**Your assignment:** Please restate each entry that appears below word for word, without its pictures.
Start of Block
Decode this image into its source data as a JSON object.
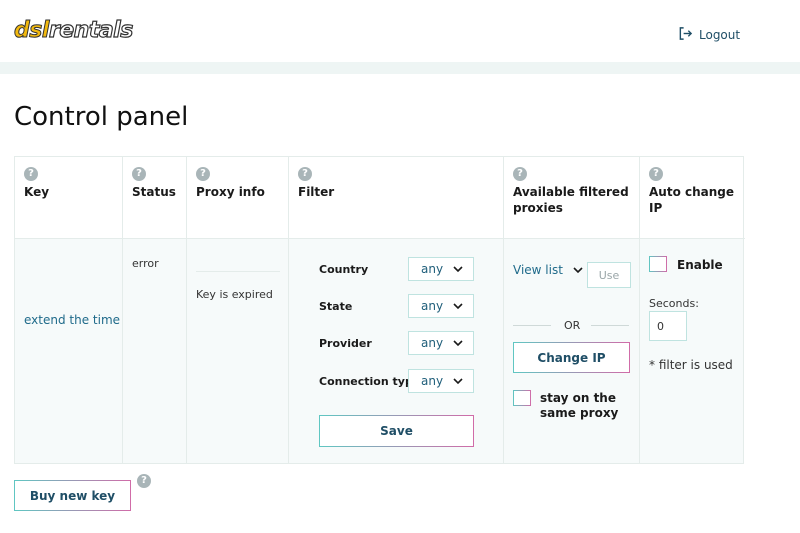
{
  "header": {
    "logo_part1": "dsl",
    "logo_part2": "rentals",
    "logout_label": "Logout"
  },
  "page": {
    "title": "Control panel"
  },
  "table": {
    "headers": {
      "key": "Key",
      "status": "Status",
      "proxy_info": "Proxy info",
      "filter": "Filter",
      "available_line1": "Available filtered",
      "available_line2": "proxies",
      "auto_change": "Auto change IP"
    },
    "help_glyph": "?",
    "row": {
      "key_link": "extend the time",
      "status": "error",
      "proxy_info": "Key is expired",
      "filter": {
        "country_label": "Country",
        "country_value": "any",
        "state_label": "State",
        "state_value": "any",
        "provider_label": "Provider",
        "provider_value": "any",
        "connection_label": "Connection type",
        "connection_value": "any",
        "save_label": "Save"
      },
      "available": {
        "view_list_label": "View list",
        "use_label": "Use",
        "or_label": "OR",
        "change_ip_label": "Change IP",
        "stay_line1": "stay on the",
        "stay_line2": "same proxy"
      },
      "auto_change": {
        "enable_label": "Enable",
        "seconds_label": "Seconds:",
        "seconds_value": "0",
        "filter_note": "* filter is used"
      }
    }
  },
  "footer": {
    "buy_key_label": "Buy new key"
  },
  "colors": {
    "accent_teal": "#5fc7c2",
    "accent_pink": "#d16ba8",
    "link_blue": "#1f6a8a",
    "logo_yellow": "#f2b90f"
  }
}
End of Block
**Solution:**
Decode this image into its source data as a JSON object.
{
  "header": {
    "logo_part1": "dsl",
    "logo_part2": "rentals",
    "logout_label": "Logout"
  },
  "page": {
    "title": "Control panel"
  },
  "table": {
    "headers": {
      "key": "Key",
      "status": "Status",
      "proxy_info": "Proxy info",
      "filter": "Filter",
      "available_line1": "Available filtered",
      "available_line2": "proxies",
      "auto_change": "Auto change IP"
    },
    "help_glyph": "?",
    "row": {
      "key_link": "extend the time",
      "status": "error",
      "proxy_info": "Key is expired",
      "filter": {
        "country_label": "Country",
        "country_value": "any",
        "state_label": "State",
        "state_value": "any",
        "provider_label": "Provider",
        "provider_value": "any",
        "connection_label": "Connection type",
        "connection_value": "any",
        "save_label": "Save"
      },
      "available": {
        "view_list_label": "View list",
        "use_label": "Use",
        "or_label": "OR",
        "change_ip_label": "Change IP",
        "stay_line1": "stay on the",
        "stay_line2": "same proxy"
      },
      "auto_change": {
        "enable_label": "Enable",
        "seconds_label": "Seconds:",
        "seconds_value": "0",
        "filter_note": "* filter is used"
      }
    }
  },
  "footer": {
    "buy_key_label": "Buy new key"
  },
  "colors": {
    "accent_teal": "#5fc7c2",
    "accent_pink": "#d16ba8",
    "link_blue": "#1f6a8a",
    "logo_yellow": "#f2b90f"
  }
}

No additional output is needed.